Tiger Iron, also known as Mugglestone, is found primarily in Australia and South Africa. It is a banded stone containing layers of golden tiger’s eye, red (and sometimes yellow) jasper and hematite.
The tiger’s eye quartz in this gemstone demonstrates chatoyancy, an optical effect which creates a luminous sheen reminiscent of a cat’s eye. Indeed, that is where the effect gets its name, from the French œil de chat (cat’s eye). The arrangement of fibres in tiger’s eye is responsible for this chatoyancy.
Jasper, a blend of chalcedony and opaque quartz, comes in several colours such as red, yellow, brown, green and blue and can have spots, blotches or stripes. In fact, the name jasper, handed down through the millennia from Asian and Middle-eastern languages, means “spotted or speckled stone”. The red jasper in tiger iron is caused by iron inclusions.
Hematite is an iron oxide which can be black, steel grey, silver, or a dark reddish-brown. Its main use is as ore for iron, and the deep red varieties make a pigment. Powdered rouge (used in paint and cosmetics), red or yellow ochre clay and the red drawing chalk, sanguine, all contain various amounts of hematite.
So why is Tiger Iron sometimes called Mugglestone? Some believe that tiger iron is a protective stone which deflects harmful energy caused by the judgments of others. We first saw the term muggle in Harry Potter, of course, referring to non-magickal folk, or to those who don’t believe in magick or consider it evil.

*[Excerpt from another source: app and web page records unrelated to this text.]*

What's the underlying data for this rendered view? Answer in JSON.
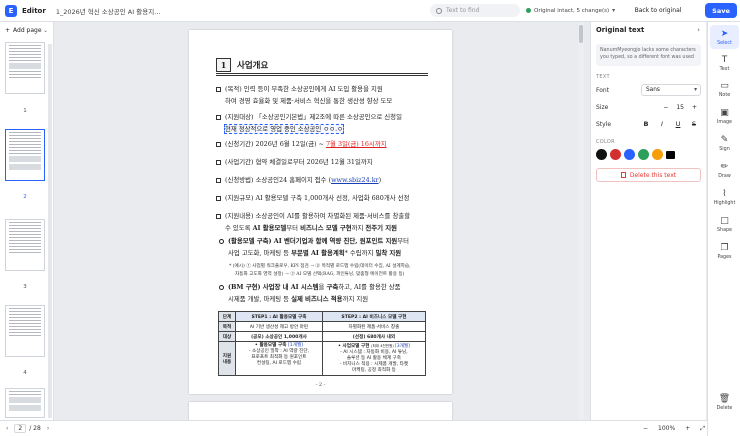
{
  "app": {
    "logo_letter": "E",
    "name": "Editor",
    "file_name": "1_2026년 혁신 소상공인 AI 활용지원 사...",
    "search_placeholder": "Text to find",
    "status": "Original intact, 5 change(s)",
    "back_label": "Back to original",
    "save_label": "Save"
  },
  "pages_panel": {
    "add_label": "Add page",
    "thumbs": [
      "1",
      "2",
      "3",
      "4"
    ]
  },
  "document": {
    "section_num": "1",
    "section_title": "사업개요",
    "items": [
      {
        "a": "(목적) 인력 ",
        "b": "등이 부족한 소상공인에게 AI 도입 활용을 지원",
        "c": "하여 경영 효율화 및 제품·서비스 혁신을 통한 생산성 향상 도모"
      },
      {
        "a": "(지원대상) 「소상공인기본법」제2조에 따른 소상공인으로 신청일",
        "b": "현재 정상적으로 영업 중인 소상공인",
        "c": "ㅇㅇ.ㅇ"
      },
      {
        "a": "(신청기간) 2026년 6월 12일(금) ~ ",
        "b": "7월 3일(금) 16시까지"
      },
      {
        "a": "(사업기간) 협약 체결일로부터 2026년 12월 31일까지"
      },
      {
        "a": "(신청방법) 소상공인24 홈페이지 접수 (",
        "b": "www.sbiz24.kr",
        "c": ")"
      },
      {
        "a": "(지원규모) AI 활용모델 구축 1,000개사 선정, 사업화 680개사 선정"
      },
      {
        "a": "(지원내용) 소상공인이 AI를 활용하여 차별화된 제품·서비스를 창출할",
        "b": "수 있도록 ",
        "c": "AI 활용모델",
        "d": "부터 ",
        "e": "비즈니스 모델 구현",
        "f": "까지 ",
        "g": "전주기 지원"
      }
    ],
    "sub1": {
      "a": "(활용모델 구축) AI 벤더기업",
      "b": "과 함께 역량 진단, 원포인트 지원",
      "c": "부터",
      "d": "사업 고도화, 마케팅 등 ",
      "e": "부문별 AI 활용계획",
      "f": "* 수립",
      "g": "까지 ",
      "h": "밀착 지원"
    },
    "note1": "* (예시) ① 사업별 워크플로우, KPI 점검 → ② 목적별 로드맵 수립(데이터 수집, AI 설계학습,",
    "note2": "자동화 고도화 영역 설정) → ③ AI 모델 선택(RAG, 파인튜닝, 맞춤형 에이전트 활용 등)",
    "sub2": {
      "a": "(BM 구현) 사업장 내 ",
      "b": "AI 시스템",
      "c": "을 ",
      "d": "구축",
      "e": "하고, AI를 활용한 상품",
      "f": "시제품 개발, 마케팅 등 ",
      "g": "실제 비즈니스 적용",
      "h": "까지 지원"
    },
    "table": {
      "col_label": "단계",
      "step1": "STEP1 : AI 활용모델 구축",
      "step2": "STEP2 : AI 비즈니스 모델 구현",
      "purpose_label": "목적",
      "purpose1": "AI 기반 생산성 제고 방안 마련",
      "purpose2": "차별화된 제품·서비스 창출",
      "target_label": "대상",
      "target1": "(공모) 소상공인 1,000개사",
      "target2": "(선정) 680개사 내외",
      "support_label": "지원\n내용",
      "s1_head": "• 활용모델 구축 ",
      "s1_tag": "[1개월]",
      "s1_body": "- 소상공인 밀착 : AI 역량 진단,\n  프로프트 최적화 등 원포인트\n  컨설팅, AI 로드맵 수립",
      "s2_head": "• 사업모델 구현 ",
      "s2_small": "(최대 4천만원) ",
      "s2_tag": "[3개월]",
      "s2_body": "- AI 시스템 : 자동화 비용, AI 튜닝,\n  솔루션 등 AI 활용 체계 구축\n- 비지니스 적용 : 시제품 개발, 타켓\n  마케팅, 공정 최적화 등"
    },
    "page_footer": "- 2 -"
  },
  "right_panel": {
    "title": "Original text",
    "warning": "NanumMyeongjo lacks some characters you typed, so a different font was used",
    "text_section": "TEXT",
    "font_label": "Font",
    "font_value": "Sans",
    "size_label": "Size",
    "size_minus": "−",
    "size_value": "15",
    "size_plus": "+",
    "style_label": "Style",
    "style_b": "B",
    "style_i": "I",
    "style_u": "U",
    "style_s": "S",
    "color_section": "COLOR",
    "colors": [
      "#111111",
      "#d32f2f",
      "#2962ff",
      "#2e9e5b",
      "#f59e0b",
      "#000000"
    ],
    "delete_label": "Delete this text"
  },
  "tools": {
    "select": "Select",
    "text": "Text",
    "note": "Note",
    "image": "Image",
    "sign": "Sign",
    "draw": "Draw",
    "highlight": "Highlight",
    "shape": "Shape",
    "pages": "Pages",
    "delete": "Delete"
  },
  "bottom": {
    "page_current": "2",
    "page_total": "/ 28",
    "zoom_value": "100%",
    "zoom_minus": "−",
    "zoom_plus": "+"
  }
}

How appropriate, then, that this grounding stone, which contains the strength of iron, is often used to repel negativity and provide power, stamina and positive energy in the face of adversity!